If your sconces project further than 4" from the wall, mount them 6' above the step on the wall.
ADA stands for the Americans with Disabilities Act, a law that sets out certain accessibility requirements for commercial spaces like restaurants and hotels. The ADA outlines that wall sconces in public spaces cannot protrude from the wall any more than 4" if they are mounted below 6'-8" above the floor. All ADA-compliant sconces have a depth of 4" or less.
Outdoor wall lighting must be wet rated, which the manufacturer will indicate in the product specifications.
Unlike other wall lighting, wall washing and wall grazing fixtures are designed to direct light at a wall when mounted on the ceiling, recessed into the ceiling, or as uplighting mounted to the floor, rather than mounted to the wall itself.
Wall washing is a technique typically used to light flat walls. You get a nice, even distribution of light from floor to ceiling, bringing your attention to a large, smooth vertical surface. Wall grazing fixtures are designed to graze a textured surface such as stone or brick with light. Both techniques light vertical walls to make a space feel larger, brighter. Tip: For an eight foot ceiling, mount wall washing fixtures 18-24" from the wall at a 30 degree angle. Mount 10 degree beam spread wall grazing fixtures directly against the wall.
Wall sconces can mount to a standard junction box. Some have the capability to plug into an outlet, and most of the plug-in varieties can use a Hide-A-Cord that conceals the cord for a cleaner look.
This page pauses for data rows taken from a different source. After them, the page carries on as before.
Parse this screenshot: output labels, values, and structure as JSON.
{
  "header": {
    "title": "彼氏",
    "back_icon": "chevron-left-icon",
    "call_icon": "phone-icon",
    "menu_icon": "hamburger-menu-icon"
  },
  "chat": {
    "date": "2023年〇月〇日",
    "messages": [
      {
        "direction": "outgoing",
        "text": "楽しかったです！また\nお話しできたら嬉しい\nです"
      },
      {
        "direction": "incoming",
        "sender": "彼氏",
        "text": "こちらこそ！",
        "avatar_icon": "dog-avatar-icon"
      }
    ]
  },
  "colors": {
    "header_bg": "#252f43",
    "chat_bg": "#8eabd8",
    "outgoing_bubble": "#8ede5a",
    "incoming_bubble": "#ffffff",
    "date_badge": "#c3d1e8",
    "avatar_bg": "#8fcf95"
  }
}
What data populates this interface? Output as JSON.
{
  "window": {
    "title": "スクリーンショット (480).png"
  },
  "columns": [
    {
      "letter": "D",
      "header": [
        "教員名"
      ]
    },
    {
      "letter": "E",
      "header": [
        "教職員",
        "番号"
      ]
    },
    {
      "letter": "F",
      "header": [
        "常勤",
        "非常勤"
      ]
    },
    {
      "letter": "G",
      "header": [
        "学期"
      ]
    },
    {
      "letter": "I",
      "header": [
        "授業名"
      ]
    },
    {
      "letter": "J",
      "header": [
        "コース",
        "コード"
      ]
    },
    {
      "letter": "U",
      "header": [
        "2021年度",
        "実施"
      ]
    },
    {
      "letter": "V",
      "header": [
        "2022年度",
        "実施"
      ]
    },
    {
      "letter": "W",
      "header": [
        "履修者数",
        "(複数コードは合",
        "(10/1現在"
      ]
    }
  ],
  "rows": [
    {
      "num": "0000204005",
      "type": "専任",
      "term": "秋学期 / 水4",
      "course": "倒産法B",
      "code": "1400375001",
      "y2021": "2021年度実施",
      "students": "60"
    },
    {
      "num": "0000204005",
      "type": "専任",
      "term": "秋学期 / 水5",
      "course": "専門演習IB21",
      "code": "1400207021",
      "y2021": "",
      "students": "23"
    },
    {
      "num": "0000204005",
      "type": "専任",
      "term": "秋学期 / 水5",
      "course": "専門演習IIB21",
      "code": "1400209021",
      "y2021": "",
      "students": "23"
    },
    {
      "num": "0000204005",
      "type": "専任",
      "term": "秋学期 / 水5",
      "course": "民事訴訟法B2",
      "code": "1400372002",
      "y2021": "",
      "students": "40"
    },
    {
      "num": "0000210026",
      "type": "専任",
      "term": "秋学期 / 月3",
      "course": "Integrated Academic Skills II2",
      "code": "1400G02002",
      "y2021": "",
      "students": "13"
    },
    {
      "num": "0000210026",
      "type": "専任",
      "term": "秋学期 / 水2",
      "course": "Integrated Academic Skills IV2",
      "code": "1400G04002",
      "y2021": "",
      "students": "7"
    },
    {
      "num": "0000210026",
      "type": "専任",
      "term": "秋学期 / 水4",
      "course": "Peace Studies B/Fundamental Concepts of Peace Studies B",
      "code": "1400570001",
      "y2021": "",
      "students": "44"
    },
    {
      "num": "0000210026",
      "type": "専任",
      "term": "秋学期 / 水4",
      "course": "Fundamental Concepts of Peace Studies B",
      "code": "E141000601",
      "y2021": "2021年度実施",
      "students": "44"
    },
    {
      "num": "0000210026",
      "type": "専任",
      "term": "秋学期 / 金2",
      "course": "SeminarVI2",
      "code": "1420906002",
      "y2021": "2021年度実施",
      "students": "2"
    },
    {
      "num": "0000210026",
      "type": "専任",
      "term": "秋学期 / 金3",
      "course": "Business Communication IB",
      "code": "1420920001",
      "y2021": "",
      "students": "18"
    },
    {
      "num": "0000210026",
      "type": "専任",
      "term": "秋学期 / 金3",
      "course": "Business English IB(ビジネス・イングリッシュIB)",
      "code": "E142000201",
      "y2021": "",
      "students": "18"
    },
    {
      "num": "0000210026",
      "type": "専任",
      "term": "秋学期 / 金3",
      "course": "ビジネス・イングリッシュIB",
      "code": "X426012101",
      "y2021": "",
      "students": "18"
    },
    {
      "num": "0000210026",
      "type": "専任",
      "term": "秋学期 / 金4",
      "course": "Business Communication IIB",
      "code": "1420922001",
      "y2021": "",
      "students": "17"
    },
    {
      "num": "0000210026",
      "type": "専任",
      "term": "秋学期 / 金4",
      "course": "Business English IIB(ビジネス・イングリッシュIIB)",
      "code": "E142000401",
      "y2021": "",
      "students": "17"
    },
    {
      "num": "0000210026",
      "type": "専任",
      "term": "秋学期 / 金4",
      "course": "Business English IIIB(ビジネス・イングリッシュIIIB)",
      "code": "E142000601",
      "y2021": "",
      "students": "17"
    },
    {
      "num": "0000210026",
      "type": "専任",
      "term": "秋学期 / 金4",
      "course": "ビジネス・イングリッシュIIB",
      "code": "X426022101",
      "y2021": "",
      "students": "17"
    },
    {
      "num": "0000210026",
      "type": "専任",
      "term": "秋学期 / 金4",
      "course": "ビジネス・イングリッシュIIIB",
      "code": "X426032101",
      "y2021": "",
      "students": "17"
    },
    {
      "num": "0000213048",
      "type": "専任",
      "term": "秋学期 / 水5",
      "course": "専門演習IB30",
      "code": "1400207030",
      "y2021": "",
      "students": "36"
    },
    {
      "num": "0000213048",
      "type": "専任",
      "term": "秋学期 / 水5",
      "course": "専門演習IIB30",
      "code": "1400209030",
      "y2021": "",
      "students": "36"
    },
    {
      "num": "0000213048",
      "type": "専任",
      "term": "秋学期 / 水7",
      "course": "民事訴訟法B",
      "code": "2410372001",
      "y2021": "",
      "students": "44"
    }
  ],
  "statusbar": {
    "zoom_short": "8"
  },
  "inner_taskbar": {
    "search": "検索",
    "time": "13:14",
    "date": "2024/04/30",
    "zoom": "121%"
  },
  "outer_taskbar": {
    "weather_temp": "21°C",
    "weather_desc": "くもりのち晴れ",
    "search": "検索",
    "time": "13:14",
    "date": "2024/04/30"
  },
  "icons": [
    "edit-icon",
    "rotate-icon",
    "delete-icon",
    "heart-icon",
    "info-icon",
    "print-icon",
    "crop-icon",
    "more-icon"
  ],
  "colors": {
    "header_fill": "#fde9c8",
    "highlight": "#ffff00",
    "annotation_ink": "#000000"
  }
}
Most plug-in versions are of the swing arm variety, but ask your Lighting Consultant if they can help you find an option specific for your application.
Tip: In homes, mount wall lights 5'6" - 6' AFF (above finished floor). When considering where to install the fixture, think about the placement of the junction box in relation to the light source.
Up lighting is a nice indirect lighting solution that creates a warm glow and pleasing atmosphere. Up lighting is best utilized with other types of light sources as part of a layered lighting scheme. Look for an upcoming article on layered lighting to read more about the best way to achieve a great lighting design.
Wall fixtures are mounted at eye level, so avoid open fixtures and exposed bulbs: you do not want to see the bulb when the fixture is on. Color temperature and CRI are also important for wall lighting, as with any light fixture. Most people like 2700K-3000K light sources, which are warm, easy on the eye, and inviting. If you choose an LED fixture, assure high quality lighting by choosing a fixture with a CRI above 80.